Join talks on international treaty: B.C. First Nations mark ‘historic moment’

Representatives of the Ktunaxa, Syilx/Okanagan and Secwepemc Nations participated

Three B.C. First Nations have marked what is being called a “historic moment” after joining international talks to modernize a treaty over a major river flowing between Canada and the United States.

READ MORE: U.S. payment to Canada a focus at Columbia River Treaty negotiations

Representatives of the Ktunaxa, Syilx/Okanagan and Secwepemc Nations participated as observers when the most recent negotiations on the Columbia River Treaty were held in Washington, D.C., last week.

Foreign Affairs Minister Chrystia Freeland announced in April that the three First Nations would join the seventh round of talks and Indigenous representatives are to return when discussions reconvene in Cranbrook, B.C., in September.

Canada and the United States are seeking to update the 1961 treaty that governs development and operation of dams in the Upper Columbia River basin and manages power and flood control for both countries.

First Nations representatives had already been working with the federal and provincial governments on treaty strategies, but their participation last week marked the first time they were present in the negotiating room.
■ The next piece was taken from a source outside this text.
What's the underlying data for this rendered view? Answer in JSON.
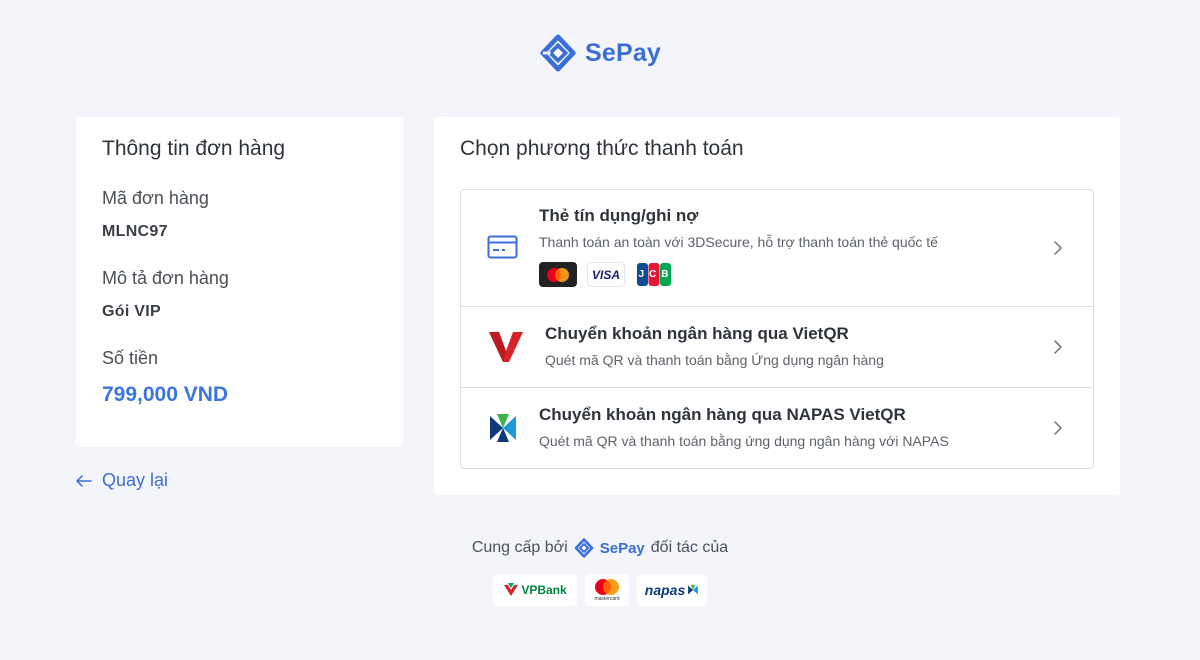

The Columbia River — the fourth-largest by volume in North America — begins in the Rocky Mountains near Invermere, B.C., and runs through the province into Washington state before cutting west along the Oregon boundary to the Pacific Ocean.

A joint statement from Indigenous representatives says much work lies ahead to modernize the treaty, but they are pleased with what they observed.

“This precedent-setting role as observers builds on and enhances our important work with Canada and B.C. over the last two years,” says the statement from the Ktunaxa, Syilx/Okanagan and Secwepemc Nations.

“We are confident that we can continue to contribute positively to these negotiations and help realize the First Nations’ goals for meaningful outcomes … that are of critical importance to our nations and homelands.”

Katrine Conroy, B.C.’s minister responsible for the Columbia River Treaty, called the round of talks a “historic moment” and a “significant step forward.”

She says inclusion supports the B.C. government’s commitment to reconciliation, and the recent talks took stock of progress made since discussions on the treaty’s modernization began in May 2018.

“The latest discussions focused on flood-risk management, power and adaptive management,” Conroy says in a release.

The Canadian Press

Like us on Facebook and follow us on Twitter.

Just Posted

Island pickleball players perfectly prepared

Top-notch action at Fuller Lake Park in singles, doubles and mixed doubles

Dormant Chemainus Foods building soon to be revived

Market expected to bring new life to the downtown core

Ladysmith Arts Council leads effort to establish Vancouver Island as an arts powerhouse

Terry O’Reilly will be the keynote speaker during an interactive live webcast on August 8 at 6pm

Oyster Bay Microtel solidifies reputation as a Vancouver Island destination

The Microtel is focused on continuing to build their reputation over the summer

Charity the name of the game for Crofton slo-pitch tournament participants

Crofton Fire Department event benefits three recipients

VIDEO: B.C. MLA Michelle Stilwell takes first steps in nearly 30 years

‘It actually felt like walking. It’s been 27 years… but it felt realistic to me’

Report of dead body in B.C. park actually headless sex doll

This discovery, made at Manning Park on July 10, led police to uncovering two other sex mannequins

Grand Forks fire chief found to have bullied, harassed volunteer firefighter: report

WorkSafeBC, third-party human resources investigation looking into allegations complete

Dog recovering after being drenched in hot coffee, B.C. man charged

Man was taken into custody, charged, and released pending a court date

Taekwondo instructor, 21, identified as B.C. bat rabies victim

Nick Major, 21, an instructor at Cascadia Martial Arts in Parksville

Science expedition to Canada’s largest underwater volcano departs Vancouver Island

Crews prepared for a two-week research mission to the Explorer Seamount

B.C. shipyard to get one-third of $1.5 billion frigate-repair contract

The federal government has promised to invest $7.5 billion to maintain the 12 frigates

15-year-old with imitation gun caused ‘dynamic’ scene at Nanaimo mall

No one was harmed in Monday’s incident, say Nanaimo RCMP

Worried about bats? Here’s what to do if you come across one in B.C.

Bat expert with the BC Community Bat Program urges caution around the small creatures

Most Read